== Available data

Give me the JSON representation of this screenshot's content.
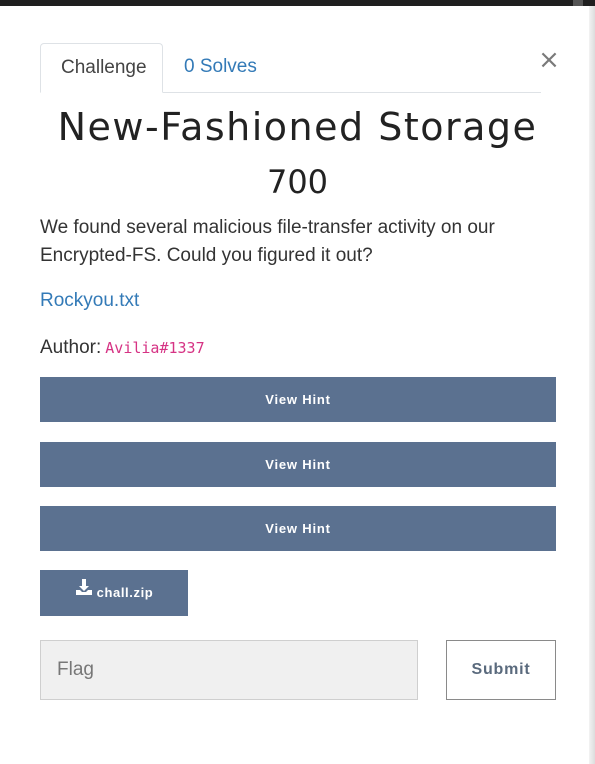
{
  "modal": {
    "close_label": "×"
  },
  "tabs": [
    {
      "label": "Challenge",
      "active": true
    },
    {
      "label": "0 Solves",
      "active": false
    }
  ],
  "challenge": {
    "name": "New-Fashioned Storage",
    "points": "700",
    "description": "We found several malicious file-transfer activity on our Encrypted-FS. Could you figured it out?",
    "link_text": "Rockyou.txt",
    "author_label": "Author:",
    "author_handle": "Avilia#1337"
  },
  "hints": [
    {
      "label": "View Hint"
    },
    {
      "label": "View Hint"
    },
    {
      "label": "View Hint"
    }
  ],
  "files": [
    {
      "label": "chall.zip",
      "icon": "download-icon"
    }
  ],
  "flag_form": {
    "placeholder": "Flag",
    "value": "",
    "submit_label": "Submit"
  },
  "colors": {
    "primary_button": "#5b7190",
    "link": "#337ab7",
    "author_handle": "#d63384"
  }
}
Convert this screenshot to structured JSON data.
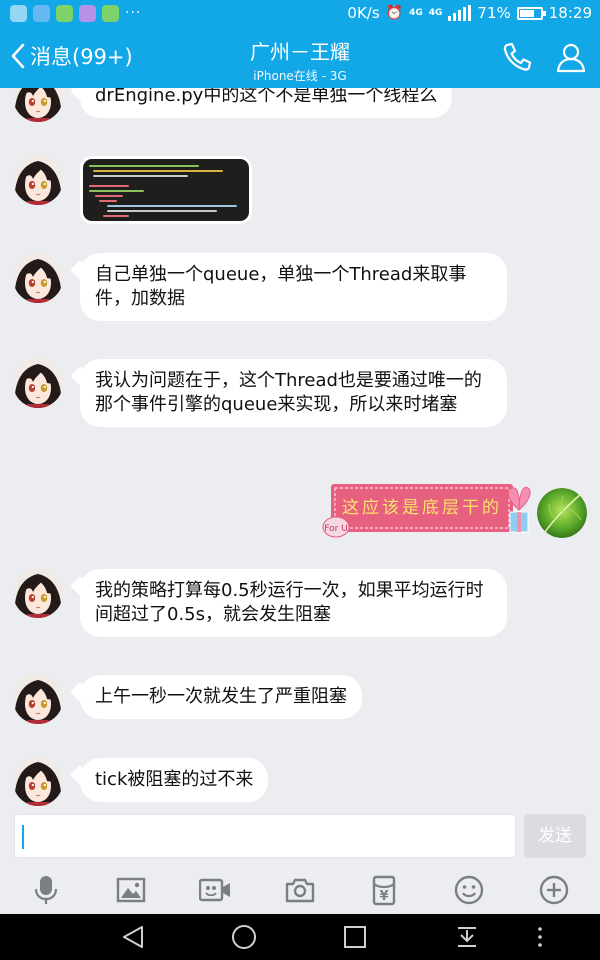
{
  "status_bar": {
    "notification_icons": [
      "app-icon",
      "heart-app-icon",
      "message-app-icon",
      "gallery-app-icon",
      "wechat-icon"
    ],
    "more": "···",
    "net_speed": "0K/s",
    "network_type": "4G",
    "battery": "71%",
    "battery_level": 0.71,
    "time": "18:29"
  },
  "header": {
    "back_label": "消息(99+)",
    "title": "广州－王耀",
    "subtitle": "iPhone在线 - 3G"
  },
  "messages": [
    {
      "side": "left",
      "type": "text",
      "text": "drEngine.py中的这个不是单独一个线程么"
    },
    {
      "side": "left",
      "type": "image",
      "text": ""
    },
    {
      "side": "left",
      "type": "text",
      "text": "自己单独一个queue，单独一个Thread来取事件，加数据"
    },
    {
      "side": "left",
      "type": "text",
      "text": "我认为问题在于，这个Thread也是要通过唯一的那个事件引擎的queue来实现，所以来时堵塞"
    },
    {
      "side": "right",
      "type": "sticker",
      "text": "这应该是底层干的"
    },
    {
      "side": "left",
      "type": "text",
      "text": "我的策略打算每0.5秒运行一次，如果平均运行时间超过了0.5s，就会发生阻塞"
    },
    {
      "side": "left",
      "type": "text",
      "text": "上午一秒一次就发生了严重阻塞"
    },
    {
      "side": "left",
      "type": "text",
      "text": "tick被阻塞的过不来"
    }
  ],
  "input": {
    "placeholder": "",
    "value": "",
    "send_label": "发送"
  },
  "toolbar": [
    "microphone-icon",
    "picture-icon",
    "video-icon",
    "camera-icon",
    "red-packet-icon",
    "emoji-icon",
    "plus-icon"
  ],
  "colors": {
    "accent": "#12a7e6",
    "chat_background": "#ebedf0",
    "bubble": "#ffffff",
    "sticker_pink": "#e8607f"
  }
}
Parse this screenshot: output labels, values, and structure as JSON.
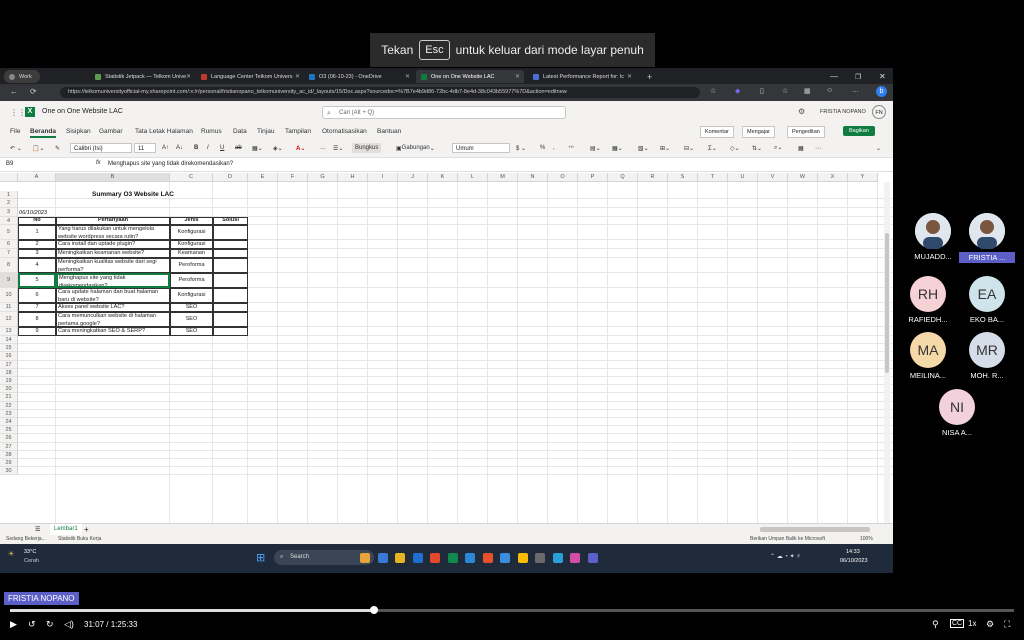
{
  "esc_hint": {
    "prefix": "Tekan",
    "key": "Esc",
    "suffix": "untuk keluar dari mode layar penuh"
  },
  "browser": {
    "profile": "Work",
    "tabs": [
      {
        "label": "Statistik Jetpack — Telkom Unive",
        "color": "#5a9b50"
      },
      {
        "label": "Language Center Telkom Univers",
        "color": "#c0392b"
      },
      {
        "label": "O3 (06-10-23) - OneDrive",
        "color": "#1e73be"
      },
      {
        "label": "One on One Website LAC",
        "color": "#107c41"
      },
      {
        "label": "Latest Performance Report for: lc",
        "color": "#4a6fd6"
      }
    ],
    "url": "https://telkomuniversityofficial-my.sharepoint.com/:x:/r/personal/fristianopano_telkomuniversity_ac_id/_layouts/15/Doc.aspx?sourcedoc=%7B7e4b9d86-72bc-4db7-8e4d-38c043b55977%7D&action=editnew",
    "zoom_badge": "A"
  },
  "excel": {
    "doc_title": "One on One Website LAC",
    "search_placeholder": "Cari (Alt + Q)",
    "user_name": "FRISTIA NOPANO",
    "user_initials": "FN",
    "menu": [
      "File",
      "Beranda",
      "Sisipkan",
      "Gambar",
      "Tata Letak Halaman",
      "Rumus",
      "Data",
      "Tinjau",
      "Tampilan",
      "Otomatisasikan",
      "Bantuan"
    ],
    "active_menu": "Beranda",
    "menu_right": {
      "comment": "Komentar",
      "present": "Mengajar",
      "editing": "Pengeditan",
      "share": "Bagikan"
    },
    "toolbar": {
      "font": "Calibri (Isi)",
      "size": "11",
      "wrap": "Bungkus",
      "merge": "Gabungan",
      "number_format": "Umum"
    },
    "cell_ref": "B9",
    "formula": "Menghapus site yang tidak direkomendasikan?",
    "columns": [
      "A",
      "B",
      "C",
      "D",
      "E",
      "F",
      "G",
      "H",
      "I",
      "J",
      "K",
      "L",
      "M",
      "N",
      "O",
      "P",
      "Q",
      "R",
      "S",
      "T",
      "U",
      "V",
      "W",
      "X",
      "Y"
    ],
    "rows": [
      "1",
      "2",
      "3",
      "4",
      "5",
      "6",
      "7",
      "8",
      "9",
      "10",
      "11",
      "12",
      "13",
      "14",
      "15",
      "16",
      "17",
      "18",
      "19",
      "20",
      "21",
      "22",
      "23",
      "24",
      "25",
      "26",
      "27",
      "28",
      "29",
      "30"
    ],
    "sheet_title": "Summary O3 Website LAC",
    "date": "06/10/2023",
    "table_headers": [
      "No",
      "Pertanyaan",
      "Jenis",
      "Solusi"
    ],
    "table_rows": [
      {
        "no": "1",
        "q": "Yang harus dilakukan untuk mengelola website wordpress secara rutin?",
        "jenis": "Konfigurasi",
        "solusi": ""
      },
      {
        "no": "2",
        "q": "Cara install dan uptade plugin?",
        "jenis": "Konfigurasi",
        "solusi": ""
      },
      {
        "no": "3",
        "q": "Meningkatkan keamanan website?",
        "jenis": "Keamanan",
        "solusi": ""
      },
      {
        "no": "4",
        "q": "Meningkatkan kualitas website dari segi performa?",
        "jenis": "Peroforma",
        "solusi": ""
      },
      {
        "no": "5",
        "q": "Menghapus site yang tidak direkomendasikan?",
        "jenis": "Peroforma",
        "solusi": ""
      },
      {
        "no": "6",
        "q": "Cara update halaman dan buat halaman baru di website?",
        "jenis": "Konfigurasi",
        "solusi": ""
      },
      {
        "no": "7",
        "q": "Akses panel website LAC?",
        "jenis": "SEO",
        "solusi": ""
      },
      {
        "no": "8",
        "q": "Cara memunculkan website di halaman pertama google?",
        "jenis": "SEO",
        "solusi": ""
      },
      {
        "no": "9",
        "q": "Cara meningkatkan SEO & SERP?",
        "jenis": "SEO",
        "solusi": ""
      }
    ],
    "sheet_tab": "Lembar1",
    "status_left": [
      "Sedang Bekerja...",
      "Statistik Buku Kerja"
    ],
    "status_right": [
      "Berikan Umpan Balik ke Microsoft",
      "100%"
    ]
  },
  "taskbar": {
    "weather_temp": "33°C",
    "weather_desc": "Cerah",
    "search_label": "Search",
    "time": "14:33",
    "date": "06/10/2023"
  },
  "participants": [
    {
      "initials": "",
      "name": "MUJADD...",
      "color": "#ffffff",
      "photo": true
    },
    {
      "initials": "",
      "name": "FRISTIA ...",
      "color": "#ffffff",
      "photo": true,
      "highlight": true
    },
    {
      "initials": "RH",
      "name": "RAFIEDH...",
      "color": "#f6d1d6"
    },
    {
      "initials": "EA",
      "name": "EKO BA...",
      "color": "#cfe3ea"
    },
    {
      "initials": "MA",
      "name": "MEILINA...",
      "color": "#f5d9a8"
    },
    {
      "initials": "MR",
      "name": "MOH. R...",
      "color": "#d4dde8"
    },
    {
      "initials": "NI",
      "name": "NISA A...",
      "color": "#f2d0dc"
    }
  ],
  "speaker_label": "FRISTIA NOPANO",
  "player": {
    "current_time": "31:07",
    "total_time": "1:25:33",
    "progress_fraction": 0.363,
    "speed": "1x"
  }
}
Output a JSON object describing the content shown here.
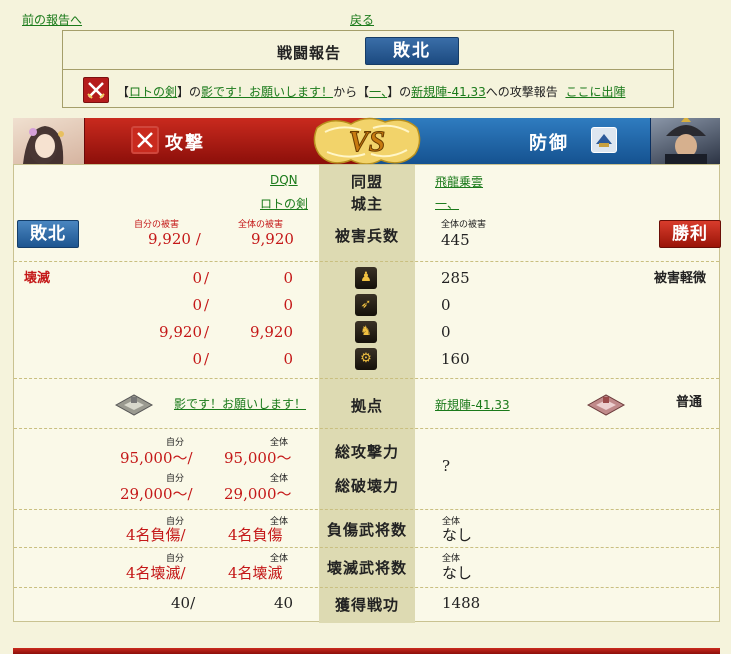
{
  "nav": {
    "prev": "前の報告へ",
    "back": "戻る"
  },
  "report": {
    "title": "戦闘報告",
    "result": "敗北",
    "line": {
      "bracket_open": "【",
      "attacker_city": "ロトの剣",
      "bracket_close": "】の",
      "attacker_base": "影です！お願いします！",
      "from": "から【",
      "defender_name": "一、",
      "to_mid": "】の",
      "defender_base": "新規陣-41,33",
      "suffix": "への攻撃報告",
      "sortie": "ここに出陣"
    }
  },
  "banner": {
    "attack": "攻撃",
    "defense": "防御",
    "vs": "VS"
  },
  "table": {
    "alliance_label": "同盟",
    "lord_label": "城主",
    "atk_alliance": "DQN",
    "atk_lord": "ロトの剣",
    "def_alliance": "飛龍乗雲",
    "def_lord": "一、",
    "atk_result": "敗北",
    "def_result": "勝利",
    "casualty_label": "被害兵数",
    "own_damage_label": "自分の被害",
    "all_damage_label": "全体の被害",
    "def_all_damage_label": "全体の被害",
    "atk_own_total": "9,920",
    "atk_all_total": "9,920",
    "def_total": "445",
    "slash": "/",
    "atk_status": "壊滅",
    "def_status": "被害軽微",
    "units": [
      {
        "icon": "spear-icon",
        "own": "0",
        "all": "0",
        "def": "285"
      },
      {
        "icon": "bow-icon",
        "own": "0",
        "all": "0",
        "def": "0"
      },
      {
        "icon": "horse-icon",
        "own": "9,920",
        "all": "9,920",
        "def": "0"
      },
      {
        "icon": "siege-icon",
        "own": "0",
        "all": "0",
        "def": "160"
      }
    ],
    "base_label": "拠点",
    "atk_base": "影です！お願いします！",
    "def_base": "新規陣-41,33",
    "def_base_type": "普通",
    "self_label": "自分",
    "all_label": "全体",
    "attack_power_label": "総攻撃力",
    "destroy_power_label": "総破壊力",
    "atk_power_own": "95,000～",
    "atk_power_all": "95,000～",
    "destroy_power_own": "29,000～",
    "destroy_power_all": "29,000～",
    "def_power": "?",
    "injured_label": "負傷武将数",
    "atk_injured_own": "4名負傷",
    "atk_injured_all": "4名負傷",
    "def_injured": "なし",
    "destroyed_label": "壊滅武将数",
    "atk_destroyed_own": "4名壊滅",
    "atk_destroyed_all": "4名壊滅",
    "def_destroyed": "なし",
    "merit_label": "獲得戦功",
    "atk_merit_own": "40",
    "atk_merit_all": "40",
    "def_merit": "1488"
  },
  "colors": {
    "lose_blue": "#1d5590",
    "win_red": "#9a1508",
    "attack_red": "#c92a1e",
    "defense_blue": "#2f7cc0",
    "link_green": "#1a7a1a",
    "damage_red": "#c41818"
  }
}
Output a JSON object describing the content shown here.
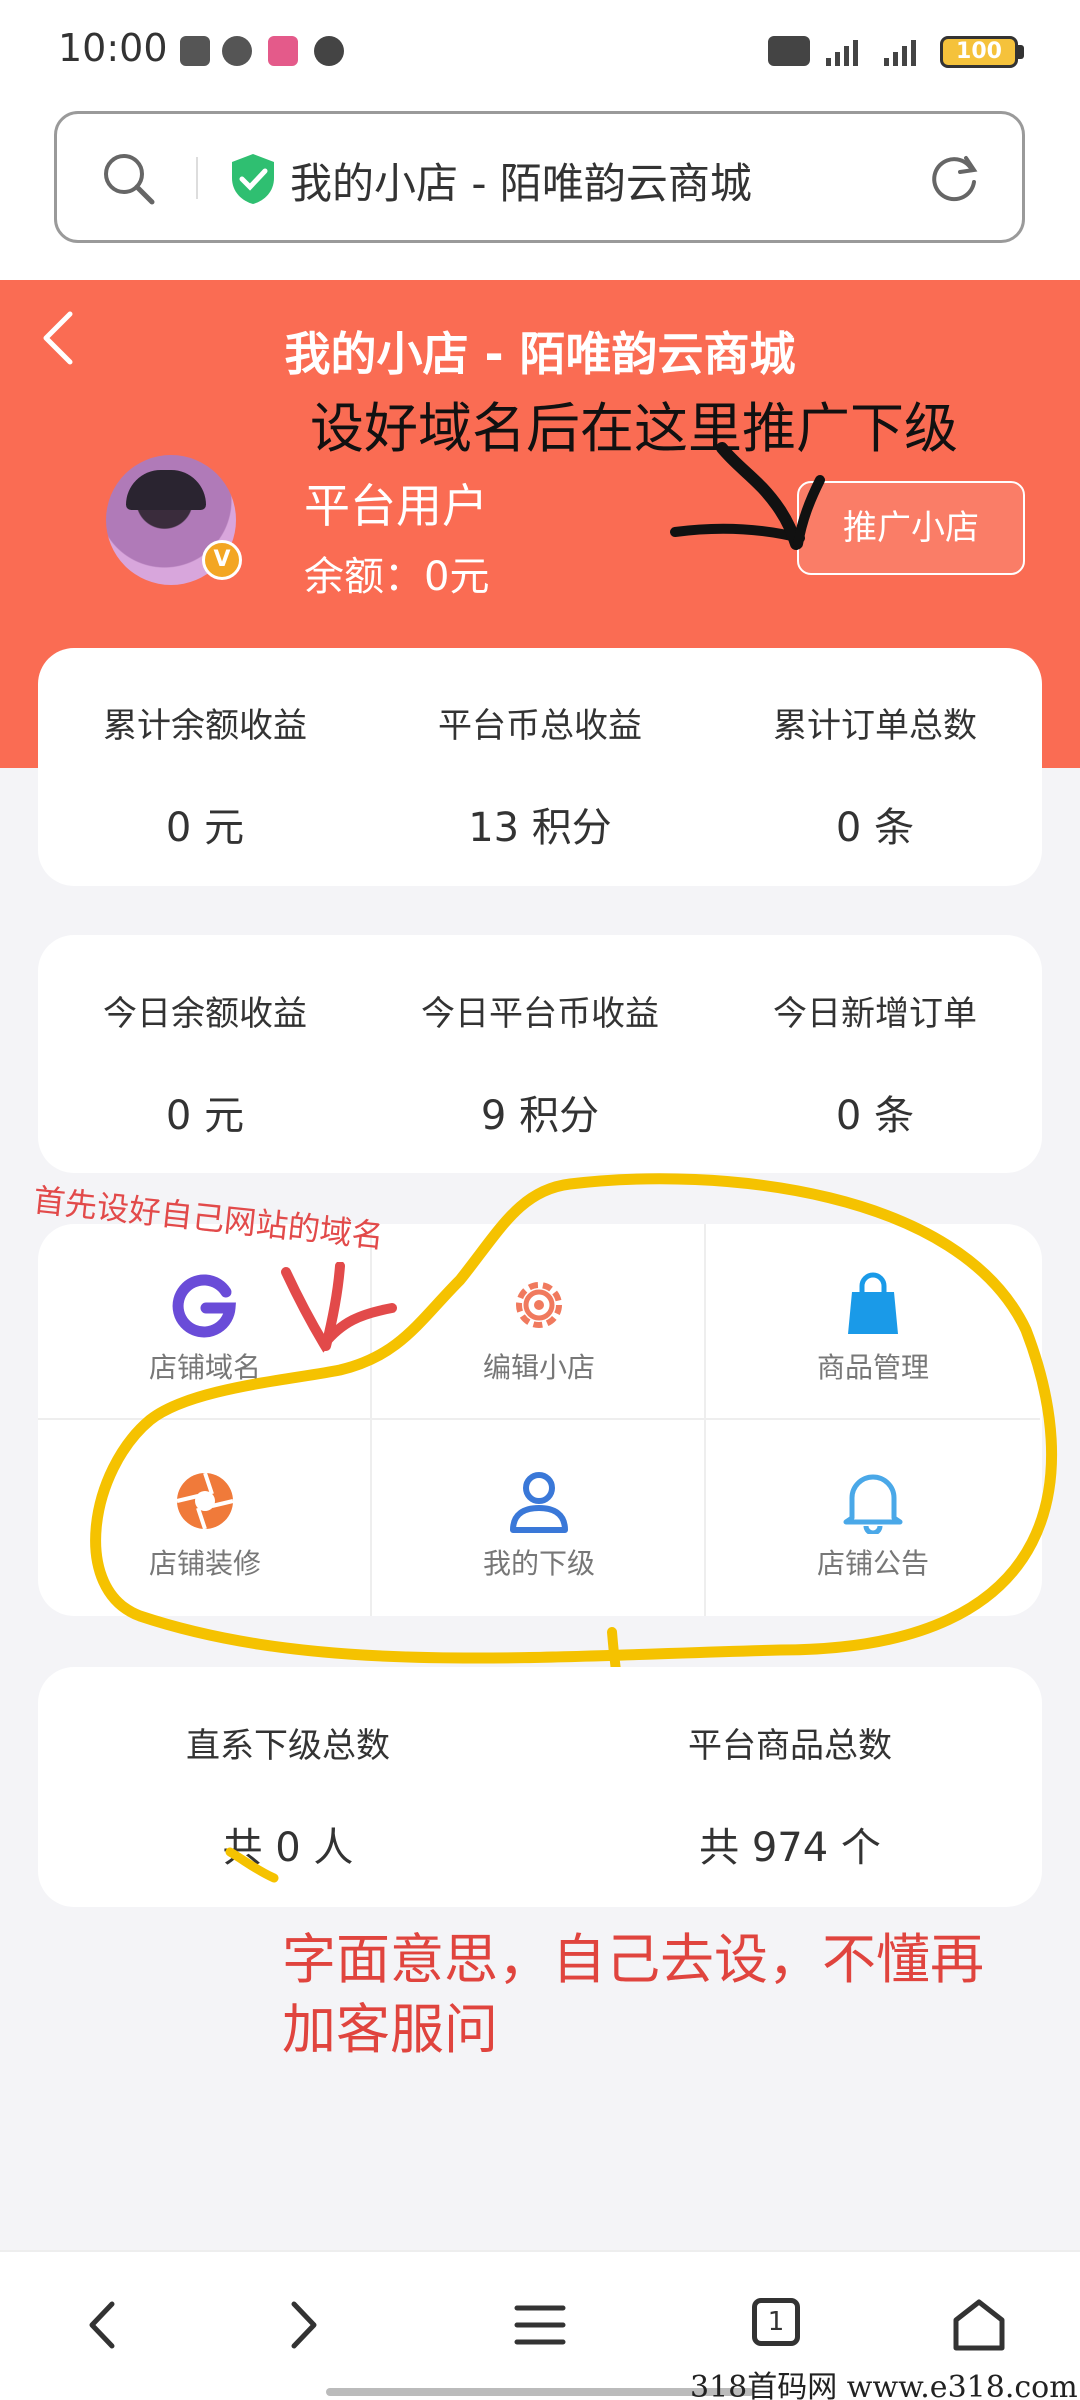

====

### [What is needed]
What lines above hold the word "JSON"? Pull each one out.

### [Exercise response]
Give me the JSON representation of this screenshot's content.
Convert this screenshot to structured JSON data.
Parse this screenshot: output labels, values, and structure as JSON.
Output a JSON object describing the content shown here.
Output a JSON object describing the content shown here.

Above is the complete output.